- **Recorded data**

----

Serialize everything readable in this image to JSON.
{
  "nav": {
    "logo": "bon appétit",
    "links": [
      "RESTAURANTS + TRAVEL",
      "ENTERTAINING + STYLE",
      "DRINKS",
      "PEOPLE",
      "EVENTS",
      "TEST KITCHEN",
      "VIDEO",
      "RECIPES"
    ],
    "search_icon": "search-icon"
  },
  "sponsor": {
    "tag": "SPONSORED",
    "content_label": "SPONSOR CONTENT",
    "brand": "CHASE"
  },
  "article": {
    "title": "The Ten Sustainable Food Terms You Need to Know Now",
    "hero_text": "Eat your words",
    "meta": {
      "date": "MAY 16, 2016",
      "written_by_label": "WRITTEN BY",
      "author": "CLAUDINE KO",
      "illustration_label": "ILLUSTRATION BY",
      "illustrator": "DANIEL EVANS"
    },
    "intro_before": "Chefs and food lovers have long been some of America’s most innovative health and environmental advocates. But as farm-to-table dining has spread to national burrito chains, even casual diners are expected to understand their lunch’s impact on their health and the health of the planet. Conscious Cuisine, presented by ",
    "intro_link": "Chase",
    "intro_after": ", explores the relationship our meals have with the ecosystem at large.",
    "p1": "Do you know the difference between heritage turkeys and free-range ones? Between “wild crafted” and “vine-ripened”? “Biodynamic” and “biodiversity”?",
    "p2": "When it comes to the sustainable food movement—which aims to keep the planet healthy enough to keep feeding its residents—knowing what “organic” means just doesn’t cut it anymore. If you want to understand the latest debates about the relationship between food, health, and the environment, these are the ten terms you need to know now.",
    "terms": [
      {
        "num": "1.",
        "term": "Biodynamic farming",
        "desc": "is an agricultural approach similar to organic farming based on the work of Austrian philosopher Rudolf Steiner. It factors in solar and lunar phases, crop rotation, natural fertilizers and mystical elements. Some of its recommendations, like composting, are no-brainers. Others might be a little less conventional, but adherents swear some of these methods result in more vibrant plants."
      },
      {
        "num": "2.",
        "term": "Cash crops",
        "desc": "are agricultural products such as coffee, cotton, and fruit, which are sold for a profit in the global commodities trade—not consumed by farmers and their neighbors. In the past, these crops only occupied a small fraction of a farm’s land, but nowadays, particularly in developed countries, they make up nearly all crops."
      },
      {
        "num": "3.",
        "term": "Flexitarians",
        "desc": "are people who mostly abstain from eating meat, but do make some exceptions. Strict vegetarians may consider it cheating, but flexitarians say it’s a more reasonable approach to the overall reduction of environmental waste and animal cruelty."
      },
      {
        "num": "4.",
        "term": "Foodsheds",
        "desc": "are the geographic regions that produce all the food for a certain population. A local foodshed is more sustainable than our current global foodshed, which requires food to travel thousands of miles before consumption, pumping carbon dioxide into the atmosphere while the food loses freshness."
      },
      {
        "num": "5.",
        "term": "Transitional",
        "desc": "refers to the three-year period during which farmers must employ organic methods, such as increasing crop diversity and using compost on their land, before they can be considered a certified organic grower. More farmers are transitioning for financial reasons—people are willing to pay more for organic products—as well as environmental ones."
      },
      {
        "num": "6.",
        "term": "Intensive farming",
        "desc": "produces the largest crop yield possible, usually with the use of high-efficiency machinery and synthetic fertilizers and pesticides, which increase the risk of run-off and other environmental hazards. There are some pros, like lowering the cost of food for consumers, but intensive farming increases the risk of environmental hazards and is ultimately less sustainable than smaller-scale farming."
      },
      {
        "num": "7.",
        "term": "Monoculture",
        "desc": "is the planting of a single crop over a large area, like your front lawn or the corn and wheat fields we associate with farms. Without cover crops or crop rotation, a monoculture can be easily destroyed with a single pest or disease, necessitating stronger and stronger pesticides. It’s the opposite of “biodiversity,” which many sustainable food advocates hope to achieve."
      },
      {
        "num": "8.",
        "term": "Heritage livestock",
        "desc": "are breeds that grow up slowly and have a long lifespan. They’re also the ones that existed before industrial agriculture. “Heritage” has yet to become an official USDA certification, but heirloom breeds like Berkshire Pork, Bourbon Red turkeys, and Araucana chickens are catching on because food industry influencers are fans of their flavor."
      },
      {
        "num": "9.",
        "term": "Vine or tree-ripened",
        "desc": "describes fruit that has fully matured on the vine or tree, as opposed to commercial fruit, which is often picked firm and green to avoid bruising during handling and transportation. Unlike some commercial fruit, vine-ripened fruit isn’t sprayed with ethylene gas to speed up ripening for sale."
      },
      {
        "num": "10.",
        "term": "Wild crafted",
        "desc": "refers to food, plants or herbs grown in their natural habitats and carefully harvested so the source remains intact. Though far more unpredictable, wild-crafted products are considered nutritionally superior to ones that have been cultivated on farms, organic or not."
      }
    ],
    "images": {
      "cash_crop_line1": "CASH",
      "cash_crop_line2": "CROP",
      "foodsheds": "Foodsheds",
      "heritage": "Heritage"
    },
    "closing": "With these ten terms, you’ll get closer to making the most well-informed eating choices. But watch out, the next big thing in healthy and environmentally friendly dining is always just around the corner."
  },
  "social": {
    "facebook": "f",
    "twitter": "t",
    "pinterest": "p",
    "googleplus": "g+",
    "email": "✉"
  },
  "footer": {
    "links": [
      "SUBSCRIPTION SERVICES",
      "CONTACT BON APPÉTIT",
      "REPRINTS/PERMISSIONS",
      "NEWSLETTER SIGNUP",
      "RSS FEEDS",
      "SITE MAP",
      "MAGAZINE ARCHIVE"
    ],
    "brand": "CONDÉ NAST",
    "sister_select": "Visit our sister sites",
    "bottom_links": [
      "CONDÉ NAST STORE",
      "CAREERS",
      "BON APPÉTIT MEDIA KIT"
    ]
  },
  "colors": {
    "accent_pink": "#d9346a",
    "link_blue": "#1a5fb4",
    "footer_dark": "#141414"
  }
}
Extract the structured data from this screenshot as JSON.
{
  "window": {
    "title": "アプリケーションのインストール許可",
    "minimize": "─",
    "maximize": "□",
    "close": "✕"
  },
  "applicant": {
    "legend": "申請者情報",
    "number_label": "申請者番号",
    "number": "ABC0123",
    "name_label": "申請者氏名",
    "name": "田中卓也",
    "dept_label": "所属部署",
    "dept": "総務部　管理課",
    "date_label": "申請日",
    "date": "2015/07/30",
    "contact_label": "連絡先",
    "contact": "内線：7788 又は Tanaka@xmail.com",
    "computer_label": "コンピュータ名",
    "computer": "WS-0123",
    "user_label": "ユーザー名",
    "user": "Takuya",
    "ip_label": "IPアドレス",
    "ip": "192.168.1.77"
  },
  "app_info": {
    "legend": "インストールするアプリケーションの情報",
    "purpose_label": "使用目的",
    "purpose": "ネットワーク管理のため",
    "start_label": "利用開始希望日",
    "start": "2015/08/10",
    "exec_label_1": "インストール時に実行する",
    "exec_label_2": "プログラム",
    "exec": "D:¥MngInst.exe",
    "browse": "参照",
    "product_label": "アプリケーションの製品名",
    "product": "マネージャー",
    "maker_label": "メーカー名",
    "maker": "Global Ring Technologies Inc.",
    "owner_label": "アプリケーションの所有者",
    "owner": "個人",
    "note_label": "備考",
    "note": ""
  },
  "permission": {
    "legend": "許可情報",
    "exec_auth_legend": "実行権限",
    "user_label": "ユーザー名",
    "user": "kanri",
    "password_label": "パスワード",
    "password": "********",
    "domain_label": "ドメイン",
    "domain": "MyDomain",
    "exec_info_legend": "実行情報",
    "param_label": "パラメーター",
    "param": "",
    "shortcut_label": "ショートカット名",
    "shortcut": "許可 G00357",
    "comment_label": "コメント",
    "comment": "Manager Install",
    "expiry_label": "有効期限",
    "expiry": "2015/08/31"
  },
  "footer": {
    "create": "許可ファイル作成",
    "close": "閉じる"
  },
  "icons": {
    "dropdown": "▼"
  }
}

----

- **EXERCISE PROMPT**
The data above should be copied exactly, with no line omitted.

- **RESULT OF THE EXERCISE**
Serialize everything readable in this image to JSON.
{
  "nav": {
    "logo": "bon appétit",
    "links": [
      "RESTAURANTS + TRAVEL",
      "ENTERTAINING + STYLE",
      "DRINKS",
      "PEOPLE",
      "EVENTS",
      "TEST KITCHEN",
      "VIDEO",
      "RECIPES"
    ],
    "search_icon": "search-icon"
  },
  "sponsor": {
    "tag": "SPONSORED",
    "content_label": "SPONSOR CONTENT",
    "brand": "CHASE"
  },
  "article": {
    "title": "The Ten Sustainable Food Terms You Need to Know Now",
    "hero_text": "Eat your words",
    "meta": {
      "date": "MAY 16, 2016",
      "written_by_label": "WRITTEN BY",
      "author": "CLAUDINE KO",
      "illustration_label": "ILLUSTRATION BY",
      "illustrator": "DANIEL EVANS"
    },
    "intro_before": "Chefs and food lovers have long been some of America’s most innovative health and environmental advocates. But as farm-to-table dining has spread to national burrito chains, even casual diners are expected to understand their lunch’s impact on their health and the health of the planet. Conscious Cuisine, presented by ",
    "intro_link": "Chase",
    "intro_after": ", explores the relationship our meals have with the ecosystem at large.",
    "p1": "Do you know the difference between heritage turkeys and free-range ones? Between “wild crafted” and “vine-ripened”? “Biodynamic” and “biodiversity”?",
    "p2": "When it comes to the sustainable food movement—which aims to keep the planet healthy enough to keep feeding its residents—knowing what “organic” means just doesn’t cut it anymore. If you want to understand the latest debates about the relationship between food, health, and the environment, these are the ten terms you need to know now.",
    "terms": [
      {
        "num": "1.",
        "term": "Biodynamic farming",
        "desc": "is an agricultural approach similar to organic farming based on the work of Austrian philosopher Rudolf Steiner. It factors in solar and lunar phases, crop rotation, natural fertilizers and mystical elements. Some of its recommendations, like composting, are no-brainers. Others might be a little less conventional, but adherents swear some of these methods result in more vibrant plants."
      },
      {
        "num": "2.",
        "term": "Cash crops",
        "desc": "are agricultural products such as coffee, cotton, and fruit, which are sold for a profit in the global commodities trade—not consumed by farmers and their neighbors. In the past, these crops only occupied a small fraction of a farm’s land, but nowadays, particularly in developed countries, they make up nearly all crops."
      },
      {
        "num": "3.",
        "term": "Flexitarians",
        "desc": "are people who mostly abstain from eating meat, but do make some exceptions. Strict vegetarians may consider it cheating, but flexitarians say it’s a more reasonable approach to the overall reduction of environmental waste and animal cruelty."
      },
      {
        "num": "4.",
        "term": "Foodsheds",
        "desc": "are the geographic regions that produce all the food for a certain population. A local foodshed is more sustainable than our current global foodshed, which requires food to travel thousands of miles before consumption, pumping carbon dioxide into the atmosphere while the food loses freshness."
      },
      {
        "num": "5.",
        "term": "Transitional",
        "desc": "refers to the three-year period during which farmers must employ organic methods, such as increasing crop diversity and using compost on their land, before they can be considered a certified organic grower. More farmers are transitioning for financial reasons—people are willing to pay more for organic products—as well as environmental ones."
      },
      {
        "num": "6.",
        "term": "Intensive farming",
        "desc": "produces the largest crop yield possible, usually with the use of high-efficiency machinery and synthetic fertilizers and pesticides, which increase the risk of run-off and other environmental hazards. There are some pros, like lowering the cost of food for consumers, but intensive farming increases the risk of environmental hazards and is ultimately less sustainable than smaller-scale farming."
      },
      {
        "num": "7.",
        "term": "Monoculture",
        "desc": "is the planting of a single crop over a large area, like your front lawn or the corn and wheat fields we associate with farms. Without cover crops or crop rotation, a monoculture can be easily destroyed with a single pest or disease, necessitating stronger and stronger pesticides. It’s the opposite of “biodiversity,” which many sustainable food advocates hope to achieve."
      },
      {
        "num": "8.",
        "term": "Heritage livestock",
        "desc": "are breeds that grow up slowly and have a long lifespan. They’re also the ones that existed before industrial agriculture. “Heritage” has yet to become an official USDA certification, but heirloom breeds like Berkshire Pork, Bourbon Red turkeys, and Araucana chickens are catching on because food industry influencers are fans of their flavor."
      },
      {
        "num": "9.",
        "term": "Vine or tree-ripened",
        "desc": "describes fruit that has fully matured on the vine or tree, as opposed to commercial fruit, which is often picked firm and green to avoid bruising during handling and transportation. Unlike some commercial fruit, vine-ripened fruit isn’t sprayed with ethylene gas to speed up ripening for sale."
      },
      {
        "num": "10.",
        "term": "Wild crafted",
        "desc": "refers to food, plants or herbs grown in their natural habitats and carefully harvested so the source remains intact. Though far more unpredictable, wild-crafted products are considered nutritionally superior to ones that have been cultivated on farms, organic or not."
      }
    ],
    "images": {
      "cash_crop_line1": "CASH",
      "cash_crop_line2": "CROP",
      "foodsheds": "Foodsheds",
      "heritage": "Heritage"
    },
    "closing": "With these ten terms, you’ll get closer to making the most well-informed eating choices. But watch out, the next big thing in healthy and environmentally friendly dining is always just around the corner."
  },
  "social": {
    "facebook": "f",
    "twitter": "t",
    "pinterest": "p",
    "googleplus": "g+",
    "email": "✉"
  },
  "footer": {
    "links": [
      "SUBSCRIPTION SERVICES",
      "CONTACT BON APPÉTIT",
      "REPRINTS/PERMISSIONS",
      "NEWSLETTER SIGNUP",
      "RSS FEEDS",
      "SITE MAP",
      "MAGAZINE ARCHIVE"
    ],
    "brand": "CONDÉ NAST",
    "sister_select": "Visit our sister sites",
    "bottom_links": [
      "CONDÉ NAST STORE",
      "CAREERS",
      "BON APPÉTIT MEDIA KIT"
    ]
  },
  "colors": {
    "accent_pink": "#d9346a",
    "link_blue": "#1a5fb4",
    "footer_dark": "#141414"
  }
}
Extract the structured data from this screenshot as JSON.
{
  "window": {
    "title": "アプリケーションのインストール許可",
    "minimize": "─",
    "maximize": "□",
    "close": "✕"
  },
  "applicant": {
    "legend": "申請者情報",
    "number_label": "申請者番号",
    "number": "ABC0123",
    "name_label": "申請者氏名",
    "name": "田中卓也",
    "dept_label": "所属部署",
    "dept": "総務部　管理課",
    "date_label": "申請日",
    "date": "2015/07/30",
    "contact_label": "連絡先",
    "contact": "内線：7788 又は Tanaka@xmail.com",
    "computer_label": "コンピュータ名",
    "computer": "WS-0123",
    "user_label": "ユーザー名",
    "user": "Takuya",
    "ip_label": "IPアドレス",
    "ip": "192.168.1.77"
  },
  "app_info": {
    "legend": "インストールするアプリケーションの情報",
    "purpose_label": "使用目的",
    "purpose": "ネットワーク管理のため",
    "start_label": "利用開始希望日",
    "start": "2015/08/10",
    "exec_label_1": "インストール時に実行する",
    "exec_label_2": "プログラム",
    "exec": "D:¥MngInst.exe",
    "browse": "参照",
    "product_label": "アプリケーションの製品名",
    "product": "マネージャー",
    "maker_label": "メーカー名",
    "maker": "Global Ring Technologies Inc.",
    "owner_label": "アプリケーションの所有者",
    "owner": "個人",
    "note_label": "備考",
    "note": ""
  },
  "permission": {
    "legend": "許可情報",
    "exec_auth_legend": "実行権限",
    "user_label": "ユーザー名",
    "user": "kanri",
    "password_label": "パスワード",
    "password": "********",
    "domain_label": "ドメイン",
    "domain": "MyDomain",
    "exec_info_legend": "実行情報",
    "param_label": "パラメーター",
    "param": "",
    "shortcut_label": "ショートカット名",
    "shortcut": "許可 G00357",
    "comment_label": "コメント",
    "comment": "Manager Install",
    "expiry_label": "有効期限",
    "expiry": "2015/08/31"
  },
  "footer": {
    "create": "許可ファイル作成",
    "close": "閉じる"
  },
  "icons": {
    "dropdown": "▼"
  }
}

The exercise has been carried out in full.